The development of high-speed steels begins with Mushet's 1860 product obtained through Hardening of tungsten-manganese steel. The machinability possibilities of these steels were not fully evaluated until 1900, when Taylor and White gave the good news of high speed steel.
High speed steels are materials that have the ability to remove chips even at high cutting speeds and can maintain their hardness at high temperatures for a long time. In order to gain these properties, it is necessary to add alloying elements in appropriate proportions and to provide appropriate heat treatment conditions.
- Clean and homogeneous microstructure
- High hardness to be gained by heat treatment
- high toughness
- Very high abrasion resistance
- Resistance to high temperatures at high cutting speeds

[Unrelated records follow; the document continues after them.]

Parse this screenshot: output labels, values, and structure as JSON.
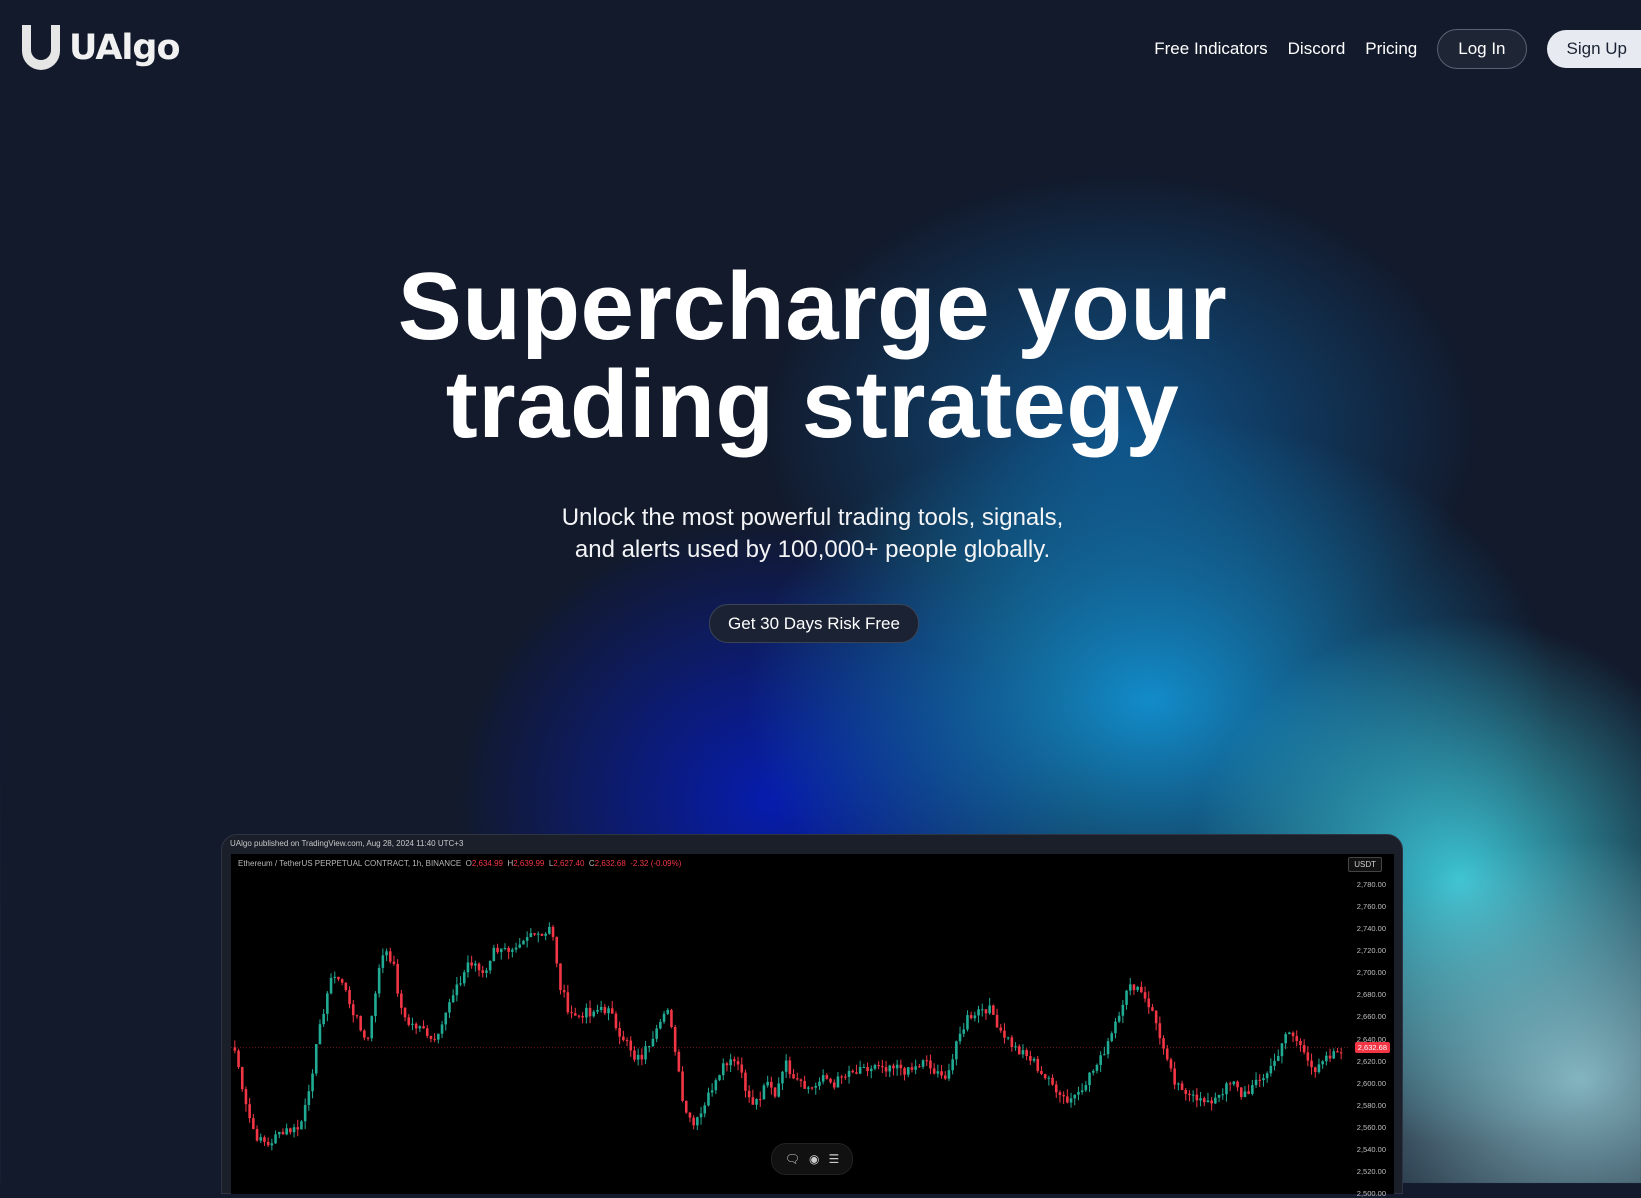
{
  "nav": {
    "brand": "UAlgo",
    "links": [
      "Free Indicators",
      "Discord",
      "Pricing"
    ],
    "login_label": "Log In",
    "signup_label": "Sign Up"
  },
  "hero": {
    "title_line1": "Supercharge your",
    "title_line2": "trading strategy",
    "subtitle_line1": "Unlock the most powerful trading tools, signals,",
    "subtitle_line2": "and alerts used by 100,000+ people globally.",
    "cta_label": "Get 30 Days Risk Free"
  },
  "chart": {
    "published": "UAlgo published on TradingView.com, Aug 28, 2024 11:40 UTC+3",
    "symbol": "Ethereum / TetherUS PERPETUAL CONTRACT, 1h, BINANCE",
    "ohlc": {
      "o": "2,634.99",
      "h": "2,639.99",
      "l": "2,627.40",
      "c": "2,632.68",
      "change": "-2.32 (-0.09%)"
    },
    "currency": "USDT",
    "last_price": "2,632.68",
    "price_ticks": [
      "2,780.00",
      "2,760.00",
      "2,740.00",
      "2,720.00",
      "2,700.00",
      "2,680.00",
      "2,660.00",
      "2,640.00",
      "2,620.00",
      "2,600.00",
      "2,580.00",
      "2,560.00",
      "2,540.00",
      "2,520.00",
      "2,500.00"
    ],
    "colors": {
      "up": "#22ab94",
      "down": "#f23645"
    },
    "toolbar_icons": [
      "comment-icon",
      "eye-icon",
      "list-icon"
    ]
  },
  "chart_data": {
    "type": "candlestick",
    "ylim": [
      2500,
      2790
    ],
    "closes": [
      2630,
      2595,
      2562,
      2548,
      2545,
      2552,
      2560,
      2558,
      2565,
      2600,
      2640,
      2680,
      2700,
      2690,
      2670,
      2650,
      2640,
      2690,
      2725,
      2710,
      2665,
      2655,
      2650,
      2648,
      2640,
      2660,
      2675,
      2690,
      2710,
      2705,
      2700,
      2720,
      2725,
      2715,
      2720,
      2730,
      2740,
      2735,
      2745,
      2690,
      2670,
      2660,
      2665,
      2660,
      2670,
      2665,
      2650,
      2640,
      2620,
      2625,
      2640,
      2660,
      2665,
      2630,
      2580,
      2565,
      2575,
      2590,
      2610,
      2620,
      2625,
      2610,
      2580,
      2585,
      2600,
      2590,
      2620,
      2610,
      2605,
      2595,
      2600,
      2605,
      2600,
      2605,
      2608,
      2610,
      2612,
      2615,
      2610,
      2612,
      2615,
      2610,
      2615,
      2620,
      2610,
      2605,
      2615,
      2640,
      2660,
      2665,
      2670,
      2665,
      2650,
      2640,
      2630,
      2625,
      2620,
      2610,
      2600,
      2595,
      2585,
      2590,
      2600,
      2610,
      2620,
      2640,
      2660,
      2680,
      2690,
      2685,
      2670,
      2650,
      2620,
      2600,
      2590,
      2595,
      2585,
      2580,
      2590,
      2595,
      2600,
      2590,
      2595,
      2600,
      2610,
      2620,
      2640,
      2645,
      2635,
      2625,
      2610,
      2620,
      2625,
      2632
    ]
  }
}
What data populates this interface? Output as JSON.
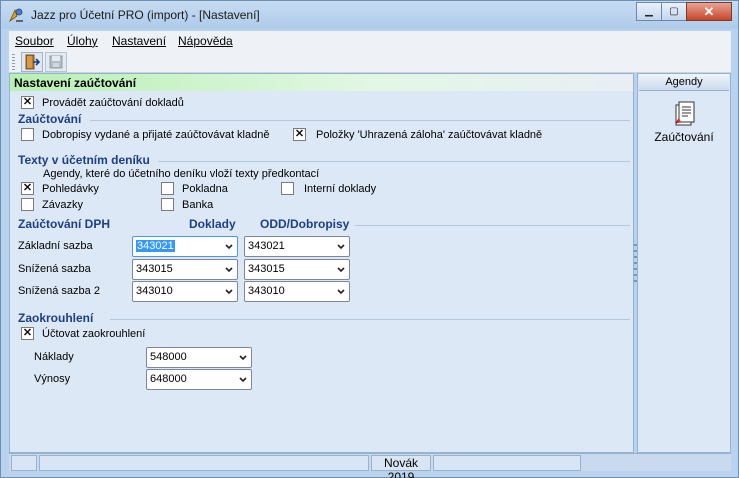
{
  "window": {
    "title": "Jazz pro Účetní PRO (import) - [Nastavení]",
    "controls": {
      "minimize": "▭",
      "maximize": "□",
      "close": "✕"
    }
  },
  "menu": [
    "Soubor",
    "Úlohy",
    "Nastavení",
    "Nápověda"
  ],
  "toolbar": {
    "items": [
      "exit-icon",
      "save-icon"
    ]
  },
  "panel": {
    "header": "Nastavení zaúčtování",
    "provadet": {
      "label": "Provádět zaúčtování dokladů",
      "checked": true
    }
  },
  "zauctovani": {
    "title": "Zaúčtování",
    "dobropisy": {
      "label": "Dobropisy vydané a přijaté zaúčtovávat kladně",
      "checked": false
    },
    "polozky": {
      "label": "Položky 'Uhrazená záloha' zaúčtovávat kladně",
      "checked": true
    }
  },
  "texty": {
    "title": "Texty v účetním deníku",
    "note": "Agendy, které do účetního deníku vloží texty předkontací",
    "items": [
      {
        "label": "Pohledávky",
        "checked": true
      },
      {
        "label": "Pokladna",
        "checked": false
      },
      {
        "label": "Interní doklady",
        "checked": false
      },
      {
        "label": "Závazky",
        "checked": false
      },
      {
        "label": "Banka",
        "checked": false
      }
    ]
  },
  "dph": {
    "title": "Zaúčtování DPH",
    "col_doklady": "Doklady",
    "col_odd": "ODD/Dobropisy",
    "rows": [
      {
        "label": "Základní sazba",
        "doklady": "343021",
        "odd": "343021"
      },
      {
        "label": "Snížená sazba",
        "doklady": "343015",
        "odd": "343015"
      },
      {
        "label": "Snížená sazba 2",
        "doklady": "343010",
        "odd": "343010"
      }
    ]
  },
  "zaokrouhleni": {
    "title": "Zaokrouhlení",
    "uctovat": {
      "label": "Účtovat zaokrouhlení",
      "checked": true
    },
    "naklady": {
      "label": "Náklady",
      "value": "548000"
    },
    "vynosy": {
      "label": "Výnosy",
      "value": "648000"
    }
  },
  "agendy": {
    "header": "Agendy",
    "item": "Zaúčtování"
  },
  "status": {
    "cells": [
      "",
      "",
      "Novák 2019",
      ""
    ]
  },
  "check_mark": "✕"
}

- Suitable for wire erosion cutting, welding, PVD and CVD coating